Karen McCarron sometimes would fly to North Carolina to visit her husband and daughter. When finances allowed it, Michael McCarron - the manager of an insurance company - would fly down.
He says Katherine loved nothing more than to be outside, so they'd often head to a nearby park.
"I had wonderful times," he says. "She loved the swing and the motion and the wind. I held my hand (out) and she'd come to it, and she would shriek with delight."
Michael McCarron says the scholastic regimen had Katherine progressing. However, this year Karen and Paul McCarron decided they no longer wanted the family to live apart.
"Twenty months apart, that's a long time," Michael McCarron says.
The couple decided that Katherine and her father would move back to Morton in May.
During the move, Paul and Katherine McCarron stopped with their moving van in Indianapolis to drop off his mother and visit overnight with Michael McCarron.
"She lined up her little dolls and talked to each one of them," Michael McCarron says.
That was two weeks ago. That was the last time he saw Katherine.
Michael McCarron declines to talk about why his daughter-in-law might have killed Katherine.
"I promised the police I wouldn't," he says. " ... That'll come out in court."
However, he says no one in the family saw any warning signs from Karen McCarron.
"There was no foretelling," he says in a gasping rush. "Oh my gosh, I wish there was."
He believes in the need for improved services nationwide to treat autism. But he adamantly refutes the rationalizing of Katherine's death as a result of a lack of autism services.

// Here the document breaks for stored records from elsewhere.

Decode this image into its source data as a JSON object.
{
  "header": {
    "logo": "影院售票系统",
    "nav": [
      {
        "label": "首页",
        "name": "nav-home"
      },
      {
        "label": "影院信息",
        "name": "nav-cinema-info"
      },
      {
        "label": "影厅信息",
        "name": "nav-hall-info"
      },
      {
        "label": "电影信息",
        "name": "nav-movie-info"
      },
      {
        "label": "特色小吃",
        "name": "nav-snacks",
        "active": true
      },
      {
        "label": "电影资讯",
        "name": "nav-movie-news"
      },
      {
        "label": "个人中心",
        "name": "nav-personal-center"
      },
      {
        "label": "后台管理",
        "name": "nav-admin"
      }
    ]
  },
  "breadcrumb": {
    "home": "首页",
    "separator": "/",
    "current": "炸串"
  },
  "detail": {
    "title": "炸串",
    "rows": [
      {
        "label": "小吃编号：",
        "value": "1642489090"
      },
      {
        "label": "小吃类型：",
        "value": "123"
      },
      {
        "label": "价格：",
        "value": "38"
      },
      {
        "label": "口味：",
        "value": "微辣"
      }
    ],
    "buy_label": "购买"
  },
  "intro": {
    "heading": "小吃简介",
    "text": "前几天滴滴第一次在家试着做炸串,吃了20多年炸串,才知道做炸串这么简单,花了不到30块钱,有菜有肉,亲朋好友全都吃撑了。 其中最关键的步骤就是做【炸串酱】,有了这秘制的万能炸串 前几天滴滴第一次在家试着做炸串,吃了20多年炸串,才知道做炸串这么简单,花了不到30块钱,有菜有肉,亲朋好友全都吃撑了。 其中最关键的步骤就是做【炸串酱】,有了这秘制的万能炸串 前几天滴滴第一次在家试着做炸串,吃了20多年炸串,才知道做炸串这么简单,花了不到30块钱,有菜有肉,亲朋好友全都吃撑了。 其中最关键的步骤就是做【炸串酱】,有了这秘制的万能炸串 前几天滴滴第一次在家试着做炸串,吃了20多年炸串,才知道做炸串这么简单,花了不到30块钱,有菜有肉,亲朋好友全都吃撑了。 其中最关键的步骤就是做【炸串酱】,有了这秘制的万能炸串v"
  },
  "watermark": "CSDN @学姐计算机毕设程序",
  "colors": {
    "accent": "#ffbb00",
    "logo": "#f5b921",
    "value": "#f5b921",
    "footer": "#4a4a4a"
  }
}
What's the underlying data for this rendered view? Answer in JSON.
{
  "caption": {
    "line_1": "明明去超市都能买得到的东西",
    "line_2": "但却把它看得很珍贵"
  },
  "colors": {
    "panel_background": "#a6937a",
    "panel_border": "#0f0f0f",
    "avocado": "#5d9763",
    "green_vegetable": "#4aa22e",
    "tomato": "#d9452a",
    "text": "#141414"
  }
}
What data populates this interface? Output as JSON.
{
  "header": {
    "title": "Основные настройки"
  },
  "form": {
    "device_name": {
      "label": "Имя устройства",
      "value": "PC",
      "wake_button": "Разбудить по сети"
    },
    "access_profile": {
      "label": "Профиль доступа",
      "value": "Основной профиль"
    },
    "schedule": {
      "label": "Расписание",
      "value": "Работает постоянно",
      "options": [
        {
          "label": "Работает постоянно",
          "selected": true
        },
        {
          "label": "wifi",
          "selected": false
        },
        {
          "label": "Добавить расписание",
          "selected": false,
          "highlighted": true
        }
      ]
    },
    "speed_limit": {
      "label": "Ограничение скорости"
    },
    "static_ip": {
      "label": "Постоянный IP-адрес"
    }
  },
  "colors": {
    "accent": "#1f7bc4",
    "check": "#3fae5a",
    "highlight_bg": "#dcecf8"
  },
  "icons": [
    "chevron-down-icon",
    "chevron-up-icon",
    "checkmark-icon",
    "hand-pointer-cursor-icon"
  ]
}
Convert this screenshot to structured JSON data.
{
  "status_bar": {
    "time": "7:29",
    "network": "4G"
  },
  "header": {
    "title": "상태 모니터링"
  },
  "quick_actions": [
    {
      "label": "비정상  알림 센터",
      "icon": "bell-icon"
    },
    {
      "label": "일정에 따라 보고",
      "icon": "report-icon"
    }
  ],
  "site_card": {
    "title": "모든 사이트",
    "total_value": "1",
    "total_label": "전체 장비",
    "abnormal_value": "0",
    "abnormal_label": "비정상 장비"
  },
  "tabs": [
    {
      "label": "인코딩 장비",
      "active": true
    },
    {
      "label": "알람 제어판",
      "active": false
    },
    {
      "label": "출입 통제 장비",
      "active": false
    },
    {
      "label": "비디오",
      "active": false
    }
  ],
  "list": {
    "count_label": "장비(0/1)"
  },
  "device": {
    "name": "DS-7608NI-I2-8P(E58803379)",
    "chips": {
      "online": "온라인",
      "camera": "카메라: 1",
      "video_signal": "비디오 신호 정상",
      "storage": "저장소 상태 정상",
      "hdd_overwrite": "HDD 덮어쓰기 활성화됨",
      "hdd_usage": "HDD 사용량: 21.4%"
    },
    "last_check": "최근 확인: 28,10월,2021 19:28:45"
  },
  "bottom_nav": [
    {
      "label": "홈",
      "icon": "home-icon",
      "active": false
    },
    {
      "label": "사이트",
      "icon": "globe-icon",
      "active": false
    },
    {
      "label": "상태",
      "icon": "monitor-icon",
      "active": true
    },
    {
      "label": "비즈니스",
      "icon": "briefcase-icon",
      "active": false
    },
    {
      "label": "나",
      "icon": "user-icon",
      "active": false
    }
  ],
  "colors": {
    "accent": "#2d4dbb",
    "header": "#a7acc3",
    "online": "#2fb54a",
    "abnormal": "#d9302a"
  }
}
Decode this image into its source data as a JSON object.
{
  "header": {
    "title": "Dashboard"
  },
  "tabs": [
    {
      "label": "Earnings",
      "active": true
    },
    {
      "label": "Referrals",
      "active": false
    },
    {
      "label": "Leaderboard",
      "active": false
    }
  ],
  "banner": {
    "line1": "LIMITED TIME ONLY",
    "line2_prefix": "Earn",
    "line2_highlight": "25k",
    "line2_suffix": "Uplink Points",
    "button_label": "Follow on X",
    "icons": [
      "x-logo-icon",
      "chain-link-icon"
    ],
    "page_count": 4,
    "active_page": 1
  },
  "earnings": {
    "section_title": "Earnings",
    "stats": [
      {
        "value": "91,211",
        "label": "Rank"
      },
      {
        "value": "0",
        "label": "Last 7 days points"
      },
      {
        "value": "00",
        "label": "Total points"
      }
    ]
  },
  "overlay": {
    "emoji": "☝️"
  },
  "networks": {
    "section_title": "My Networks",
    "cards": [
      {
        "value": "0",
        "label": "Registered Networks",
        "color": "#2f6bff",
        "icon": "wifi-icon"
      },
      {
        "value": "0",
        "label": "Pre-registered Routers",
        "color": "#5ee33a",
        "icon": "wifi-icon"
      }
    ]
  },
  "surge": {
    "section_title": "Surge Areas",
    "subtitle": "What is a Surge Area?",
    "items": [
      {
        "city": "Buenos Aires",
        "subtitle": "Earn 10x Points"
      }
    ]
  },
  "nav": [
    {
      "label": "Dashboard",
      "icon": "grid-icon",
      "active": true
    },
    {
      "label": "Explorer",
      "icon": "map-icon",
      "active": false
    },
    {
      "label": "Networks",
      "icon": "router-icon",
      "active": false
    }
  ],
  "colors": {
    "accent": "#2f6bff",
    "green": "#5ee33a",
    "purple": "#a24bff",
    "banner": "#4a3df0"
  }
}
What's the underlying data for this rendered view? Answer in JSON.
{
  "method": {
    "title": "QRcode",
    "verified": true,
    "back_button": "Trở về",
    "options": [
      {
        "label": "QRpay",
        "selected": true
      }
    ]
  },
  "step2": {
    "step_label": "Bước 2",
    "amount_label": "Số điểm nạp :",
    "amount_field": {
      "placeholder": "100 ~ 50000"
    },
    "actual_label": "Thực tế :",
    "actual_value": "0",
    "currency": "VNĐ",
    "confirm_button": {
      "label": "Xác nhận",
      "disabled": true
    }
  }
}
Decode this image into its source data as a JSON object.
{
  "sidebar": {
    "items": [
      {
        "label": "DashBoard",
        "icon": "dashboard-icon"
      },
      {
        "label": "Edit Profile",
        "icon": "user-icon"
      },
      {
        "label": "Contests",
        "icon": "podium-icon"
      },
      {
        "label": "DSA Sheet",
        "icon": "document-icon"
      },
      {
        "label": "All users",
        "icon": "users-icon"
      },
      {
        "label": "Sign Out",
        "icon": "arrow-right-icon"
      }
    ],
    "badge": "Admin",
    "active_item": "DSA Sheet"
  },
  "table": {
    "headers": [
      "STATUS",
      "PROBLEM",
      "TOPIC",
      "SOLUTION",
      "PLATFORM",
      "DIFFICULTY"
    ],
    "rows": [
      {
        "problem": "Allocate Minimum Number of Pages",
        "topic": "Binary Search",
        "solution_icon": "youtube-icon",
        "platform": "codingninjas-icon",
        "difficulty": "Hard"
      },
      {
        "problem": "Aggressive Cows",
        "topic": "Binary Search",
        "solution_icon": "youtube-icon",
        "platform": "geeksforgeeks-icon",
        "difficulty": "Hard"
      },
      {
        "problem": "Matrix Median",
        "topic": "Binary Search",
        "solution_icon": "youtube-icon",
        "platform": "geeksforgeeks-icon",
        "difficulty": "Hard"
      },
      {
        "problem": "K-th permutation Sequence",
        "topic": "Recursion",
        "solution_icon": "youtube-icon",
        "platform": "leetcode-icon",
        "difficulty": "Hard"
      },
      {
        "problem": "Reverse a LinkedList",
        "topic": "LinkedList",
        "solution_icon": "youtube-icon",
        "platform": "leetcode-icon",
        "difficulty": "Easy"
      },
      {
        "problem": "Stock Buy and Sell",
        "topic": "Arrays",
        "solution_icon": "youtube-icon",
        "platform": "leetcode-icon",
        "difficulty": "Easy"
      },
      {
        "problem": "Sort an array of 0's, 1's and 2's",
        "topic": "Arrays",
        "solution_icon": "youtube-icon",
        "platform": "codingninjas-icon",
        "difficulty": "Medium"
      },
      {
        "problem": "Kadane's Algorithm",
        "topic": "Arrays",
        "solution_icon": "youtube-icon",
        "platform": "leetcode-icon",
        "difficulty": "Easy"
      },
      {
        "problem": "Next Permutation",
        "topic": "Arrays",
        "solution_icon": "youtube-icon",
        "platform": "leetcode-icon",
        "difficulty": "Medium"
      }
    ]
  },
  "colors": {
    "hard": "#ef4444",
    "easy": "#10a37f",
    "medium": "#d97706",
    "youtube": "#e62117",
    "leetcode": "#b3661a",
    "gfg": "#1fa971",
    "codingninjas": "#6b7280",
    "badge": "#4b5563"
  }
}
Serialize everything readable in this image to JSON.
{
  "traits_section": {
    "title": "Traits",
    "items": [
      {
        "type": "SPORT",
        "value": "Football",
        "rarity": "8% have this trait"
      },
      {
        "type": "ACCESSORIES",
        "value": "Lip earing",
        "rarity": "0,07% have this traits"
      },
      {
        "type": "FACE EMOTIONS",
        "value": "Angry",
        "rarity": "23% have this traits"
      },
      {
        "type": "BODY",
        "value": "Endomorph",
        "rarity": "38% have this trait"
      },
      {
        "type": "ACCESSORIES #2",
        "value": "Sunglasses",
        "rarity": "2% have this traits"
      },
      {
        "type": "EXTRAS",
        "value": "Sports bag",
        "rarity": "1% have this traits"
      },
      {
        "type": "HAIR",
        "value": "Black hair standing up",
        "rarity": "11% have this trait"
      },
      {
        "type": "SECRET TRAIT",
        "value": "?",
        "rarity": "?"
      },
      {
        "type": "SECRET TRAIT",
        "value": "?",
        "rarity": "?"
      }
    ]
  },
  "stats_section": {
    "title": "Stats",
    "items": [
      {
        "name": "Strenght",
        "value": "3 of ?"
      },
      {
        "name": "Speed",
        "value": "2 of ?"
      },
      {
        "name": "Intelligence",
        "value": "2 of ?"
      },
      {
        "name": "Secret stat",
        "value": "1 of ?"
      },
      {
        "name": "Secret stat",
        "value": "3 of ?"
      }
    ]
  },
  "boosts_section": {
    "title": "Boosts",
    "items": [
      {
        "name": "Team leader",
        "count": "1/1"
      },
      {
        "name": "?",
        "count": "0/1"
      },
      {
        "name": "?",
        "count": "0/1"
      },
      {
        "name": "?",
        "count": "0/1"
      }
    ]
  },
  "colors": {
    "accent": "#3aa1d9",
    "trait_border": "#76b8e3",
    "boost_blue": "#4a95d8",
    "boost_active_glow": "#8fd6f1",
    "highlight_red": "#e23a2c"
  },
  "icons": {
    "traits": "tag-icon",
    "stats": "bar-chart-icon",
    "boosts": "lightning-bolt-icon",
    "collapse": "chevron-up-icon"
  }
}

"When people say, 'I can understand that,' I just want to cover my head," he says. "We're not dealing with desperation here. We're not dealing with 'we have to end this child's pain.'
"Having held that little girl in my arms and have her laugh with me or have her clutch me when I gave her raspberries, I can't understand that."
PHIL LUCIANO is a columnist with the Journal Star. He can be reached at email@example.com